Its use in South Africa derives from the Bioscope show described above, and appears to be related to the Dutch usage (Bioskoop), which was taken over in Afrikaans, although a formal and distinctive Afrikaans term “Rolprent” (= “rolling picture”) was introduced by the Academy for Language and Science in 195**??? and is still used. The term bioscope was widely and uniquely used up till about the mid to late 1970’s.


Other terms used for a film show in South Africa

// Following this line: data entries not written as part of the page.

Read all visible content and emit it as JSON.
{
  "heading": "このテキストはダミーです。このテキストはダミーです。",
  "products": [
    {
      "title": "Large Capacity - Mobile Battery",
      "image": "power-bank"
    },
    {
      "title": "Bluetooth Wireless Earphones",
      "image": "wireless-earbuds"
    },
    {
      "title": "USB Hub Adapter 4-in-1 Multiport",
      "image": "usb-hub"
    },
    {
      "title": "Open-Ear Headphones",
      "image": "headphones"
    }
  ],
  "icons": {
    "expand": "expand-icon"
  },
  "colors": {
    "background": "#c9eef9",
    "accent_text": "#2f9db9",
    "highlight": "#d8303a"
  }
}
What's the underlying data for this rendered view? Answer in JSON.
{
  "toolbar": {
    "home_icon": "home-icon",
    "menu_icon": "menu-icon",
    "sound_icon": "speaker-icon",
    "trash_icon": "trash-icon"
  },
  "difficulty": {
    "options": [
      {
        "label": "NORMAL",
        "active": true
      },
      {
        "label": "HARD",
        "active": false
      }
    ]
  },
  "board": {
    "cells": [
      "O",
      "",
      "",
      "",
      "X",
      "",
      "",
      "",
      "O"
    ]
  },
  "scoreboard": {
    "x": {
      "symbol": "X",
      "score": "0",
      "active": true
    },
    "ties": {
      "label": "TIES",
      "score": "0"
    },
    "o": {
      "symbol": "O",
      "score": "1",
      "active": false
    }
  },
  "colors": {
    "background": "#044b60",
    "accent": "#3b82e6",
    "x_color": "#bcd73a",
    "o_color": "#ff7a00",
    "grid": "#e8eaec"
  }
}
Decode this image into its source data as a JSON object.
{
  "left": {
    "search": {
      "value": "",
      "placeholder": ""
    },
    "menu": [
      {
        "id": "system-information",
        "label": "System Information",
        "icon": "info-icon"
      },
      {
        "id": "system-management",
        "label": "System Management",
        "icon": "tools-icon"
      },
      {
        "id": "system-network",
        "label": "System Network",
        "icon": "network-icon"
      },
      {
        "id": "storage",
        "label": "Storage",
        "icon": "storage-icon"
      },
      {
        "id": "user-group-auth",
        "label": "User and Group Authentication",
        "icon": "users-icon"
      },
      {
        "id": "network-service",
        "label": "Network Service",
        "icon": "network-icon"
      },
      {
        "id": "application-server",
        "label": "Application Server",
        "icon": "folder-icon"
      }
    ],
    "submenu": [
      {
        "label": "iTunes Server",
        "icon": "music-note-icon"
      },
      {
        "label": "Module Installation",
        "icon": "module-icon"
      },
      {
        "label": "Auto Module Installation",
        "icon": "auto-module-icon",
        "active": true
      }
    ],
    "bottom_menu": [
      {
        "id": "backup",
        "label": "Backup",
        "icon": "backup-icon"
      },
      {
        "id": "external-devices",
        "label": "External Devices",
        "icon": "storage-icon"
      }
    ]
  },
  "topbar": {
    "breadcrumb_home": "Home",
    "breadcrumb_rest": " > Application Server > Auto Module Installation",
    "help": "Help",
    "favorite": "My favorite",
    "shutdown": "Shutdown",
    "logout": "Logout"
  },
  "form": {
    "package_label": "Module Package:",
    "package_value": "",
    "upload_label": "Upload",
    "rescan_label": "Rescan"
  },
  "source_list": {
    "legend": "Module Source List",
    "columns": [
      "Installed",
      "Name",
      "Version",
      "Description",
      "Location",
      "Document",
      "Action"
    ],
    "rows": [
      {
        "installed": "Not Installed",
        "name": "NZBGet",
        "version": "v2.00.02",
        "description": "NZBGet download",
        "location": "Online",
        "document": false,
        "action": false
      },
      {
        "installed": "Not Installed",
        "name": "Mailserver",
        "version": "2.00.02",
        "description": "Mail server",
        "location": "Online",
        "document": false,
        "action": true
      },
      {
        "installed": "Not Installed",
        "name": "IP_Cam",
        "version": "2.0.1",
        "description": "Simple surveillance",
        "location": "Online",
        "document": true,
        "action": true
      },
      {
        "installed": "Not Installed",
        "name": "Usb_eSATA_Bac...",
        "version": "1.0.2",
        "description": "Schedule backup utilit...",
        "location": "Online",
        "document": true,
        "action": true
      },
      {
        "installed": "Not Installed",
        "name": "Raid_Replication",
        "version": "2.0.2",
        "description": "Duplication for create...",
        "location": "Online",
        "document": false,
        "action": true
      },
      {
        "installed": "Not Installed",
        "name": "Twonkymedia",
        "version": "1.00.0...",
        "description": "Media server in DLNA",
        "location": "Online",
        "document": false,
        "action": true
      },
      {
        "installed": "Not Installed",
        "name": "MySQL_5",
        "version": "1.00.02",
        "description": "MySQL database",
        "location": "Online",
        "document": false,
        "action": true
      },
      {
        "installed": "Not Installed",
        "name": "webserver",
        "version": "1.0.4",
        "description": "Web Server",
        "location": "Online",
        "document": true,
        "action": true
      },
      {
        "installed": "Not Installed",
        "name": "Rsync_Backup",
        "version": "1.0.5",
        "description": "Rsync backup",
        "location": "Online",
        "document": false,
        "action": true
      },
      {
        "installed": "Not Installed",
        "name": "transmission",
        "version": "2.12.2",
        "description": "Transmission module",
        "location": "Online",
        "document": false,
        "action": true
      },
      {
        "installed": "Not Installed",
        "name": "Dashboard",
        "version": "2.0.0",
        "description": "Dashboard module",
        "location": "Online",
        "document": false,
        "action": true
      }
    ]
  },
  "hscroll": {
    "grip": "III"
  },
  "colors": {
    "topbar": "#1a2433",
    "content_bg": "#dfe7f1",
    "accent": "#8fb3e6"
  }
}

Since the 1970s bioscope was gradually replaced in popular parlance by a range of less other terms, e.g “the flic’s” and later by the American “movies”. To “go to flic” [“fliek” in Afrikaans], or to “go flic” or even simply "to flic" is still common though, also in Afrikaans. By the 1990’s the term "movies" had also taken hold – in English and Afrikaans, though in more formal writing “cinema” or “film” ("rolprent" in Afrikaans) are still preferred.


Return to

Return to The South African Context/General Terminology and Thematic Entries

Return to South African Theatre/Terminology and Thematic Entries

Return to South African Film /Terminology and Thematic Entries

Return to South African Media/Terminology and Thematic Entries

Return to South African Theatre Venues, Companies, Societies, etc

Return to The ESAT Entries

Return to Main Page